Aim I will thus test a model in which secreted mutant collagens disrupt native extracellular matrix to facilitate neoplastic progression. Second, we will define the identity and function of Kinastrin-interacting proteins as well as characterize recurrently mutated kinetochore genes in epidermal tumor progression. We observed that the KinastrinS24F UV-signature hotspot mutant prevalent in SCC accelerates epidermal tumorigenesis in vivo. In doing so, it exerts impacts characteristic of cancer, specifically increased cell division and genomic instability. These impacts are distinct and separable, however, suggesting separate mechanisms of action for each effect. To explore this, we will identify the protein interactome of both wild-type and UV-hotspot mutant KinastrinS24F proteins by vicinal protein labeling and mass spectrometry. Kinastrin-interacting proteins will then be functionally disrupted and the resulting impacts on KinastrinS24F-enhanced tumorigenesis will be determined. Also, given that 77% of SCCs were found to have mutations in additional core kinetochore genes, we also plan to disrupt selected kinetochore genes and study their impact on epidermal tumorigenesis.
Aim II will thus test a model in which mutant Kinastrin interacts with discrete sets of proteins to enhance tumor progression and in which mutations in specific other kinetochore genes enable carcinogenesis. At the end of proposed funding, we plan to have gained further insight into mechanisms of epidermal tumor progression as a foundation for future strategies for cancer prevention and treatment.
Epithelial cancers represent approximately 90% of malignancies plaguing our veterans and the U.S. population as a whole. Current cancer research models don't use human cells within intact human tissue and thus produce results that don't always translate into clinical advances.
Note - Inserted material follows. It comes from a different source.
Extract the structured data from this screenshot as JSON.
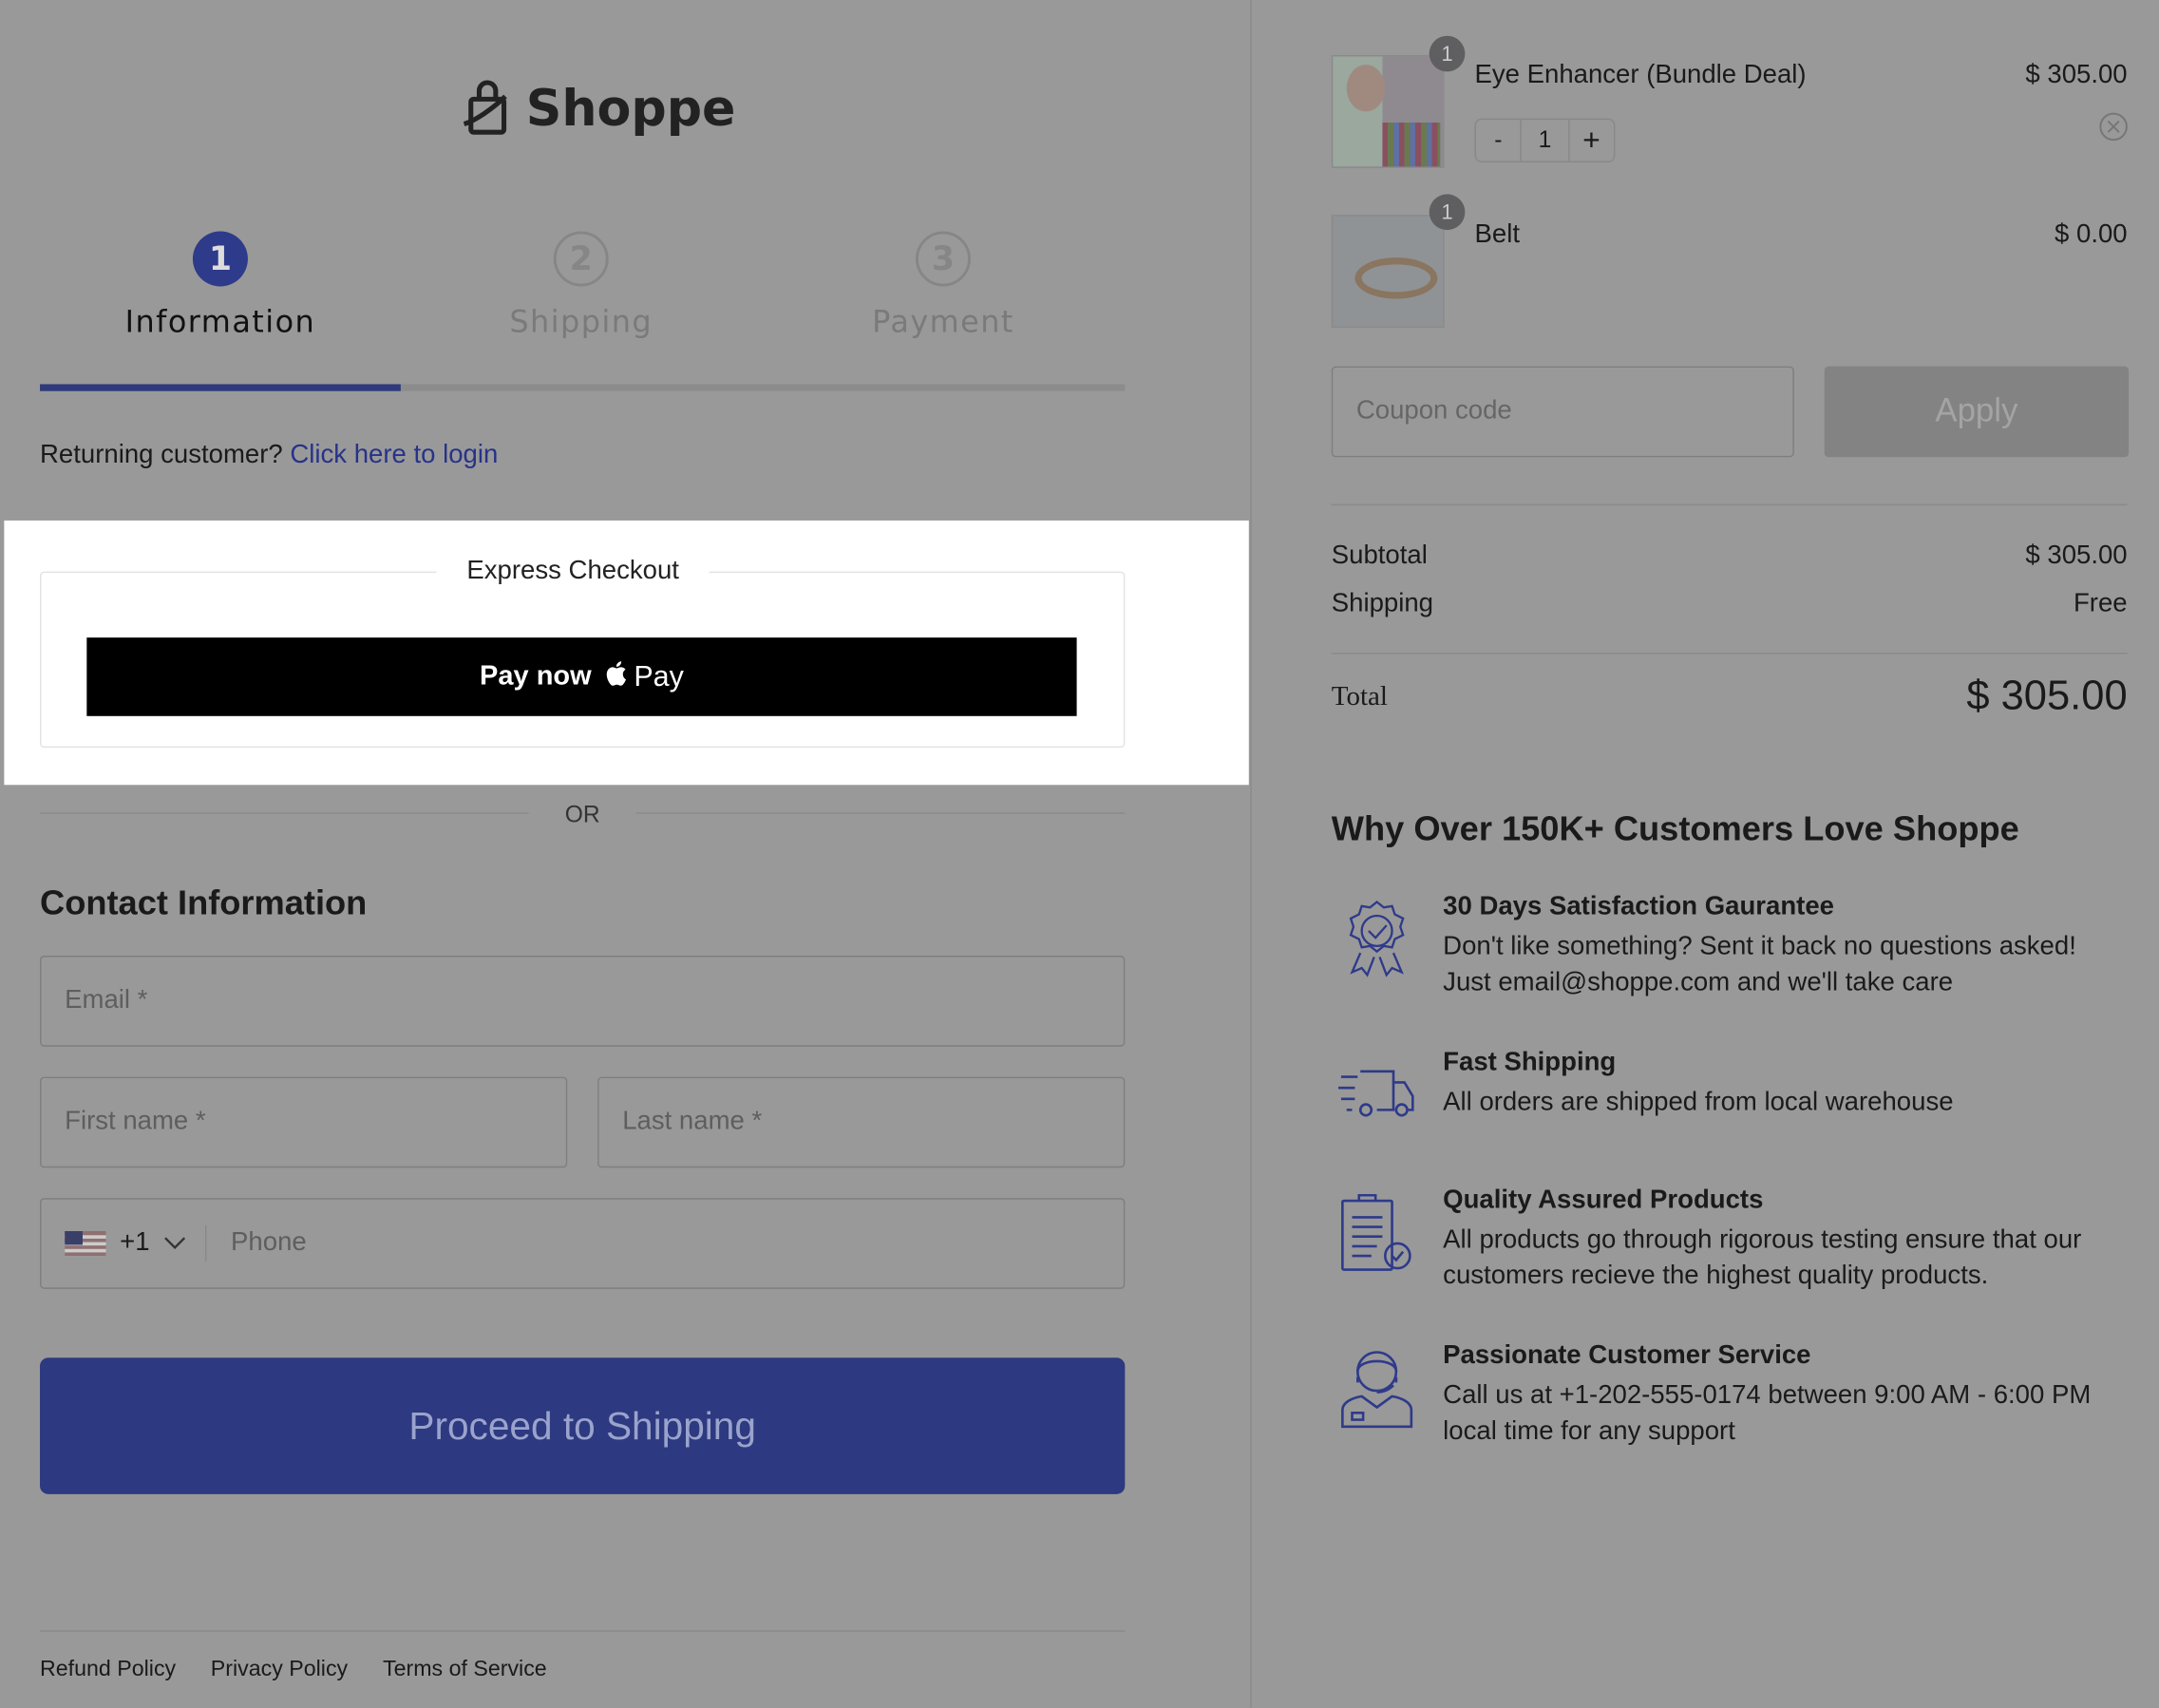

The current proposal uses entirely human tissue models of invasive cancer in multiple different tissues to more accurately study how cancer progresses in humans in order to assist development of future strategies for cancer prevention and treatment.